From the very opening notes of American Folk Armageddon to the end, Brett Newski has your foot tapping, voluntary or not. The world of Newski's music is frank and brutal without being defeatist. It lingers in real world nightmare scenarios but offers potential avenues of endurance. He rants throughout the album on a myriad of social issues and in no mere platitudes, more of an everyman perspective. Put simply, the world can be a crappy place and you gotta do what you can to survive.

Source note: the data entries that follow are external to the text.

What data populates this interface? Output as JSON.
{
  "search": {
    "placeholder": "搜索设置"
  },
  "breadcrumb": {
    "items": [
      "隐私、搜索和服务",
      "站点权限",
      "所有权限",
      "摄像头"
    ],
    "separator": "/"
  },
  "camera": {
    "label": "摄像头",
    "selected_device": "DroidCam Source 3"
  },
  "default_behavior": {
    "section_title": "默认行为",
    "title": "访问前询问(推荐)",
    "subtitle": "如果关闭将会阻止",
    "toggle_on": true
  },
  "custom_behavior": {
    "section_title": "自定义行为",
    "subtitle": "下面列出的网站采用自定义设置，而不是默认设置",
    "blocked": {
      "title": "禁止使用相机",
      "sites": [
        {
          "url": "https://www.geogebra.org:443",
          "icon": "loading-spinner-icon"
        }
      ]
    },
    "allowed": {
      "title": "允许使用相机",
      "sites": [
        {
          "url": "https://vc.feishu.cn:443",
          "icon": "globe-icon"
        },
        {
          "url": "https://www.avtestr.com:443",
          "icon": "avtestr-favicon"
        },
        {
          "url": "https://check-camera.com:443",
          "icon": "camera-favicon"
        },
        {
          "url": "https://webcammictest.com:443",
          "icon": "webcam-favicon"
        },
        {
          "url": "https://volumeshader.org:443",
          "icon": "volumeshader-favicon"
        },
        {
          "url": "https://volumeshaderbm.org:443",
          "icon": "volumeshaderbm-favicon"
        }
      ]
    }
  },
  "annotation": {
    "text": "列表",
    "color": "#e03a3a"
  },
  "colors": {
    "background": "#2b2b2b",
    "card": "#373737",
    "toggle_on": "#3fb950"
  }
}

Songs like “Vs. the World” and “Hell Will Be Better” are calls for inclusion. People of all kinds need people, whether for companionship or just understanding. The hook in “Hell” of “Follow me through the dark/Find out who we are” is such a simple line but, as delivered, has such a deep impact. A refreshing approach to religious parity and division, “The Maths” beautifully, and in a fashion easy to relate, talks of faith beyond what the eyes see and the inability to reconcile the concept.
American Folk Armageddon is the not just the soundtrack to but also a play-by-play of many an angst-ridden, largely wasted youth. It's sung in a voice that hedges on whiny but not remotely irritating. It's a voice we've all heard in our heads with the vocabulary most were not equipped with when we went through similar experiences ourselves. The songs of Brett Newski rest on the edge of hope that mostly melts away as we grow up. As he says in “We Are All F***ed”, “we were not built to go this fast”. Slow down, take half an hour with Newski, and indulge your lost angst.
Good Land Records releases American Folk Armageddon on May 13. Newski and his band will be having a CD release party in Chicago at Quenchers on May 23. Check out the three song preview on Newski's Bandcamp page.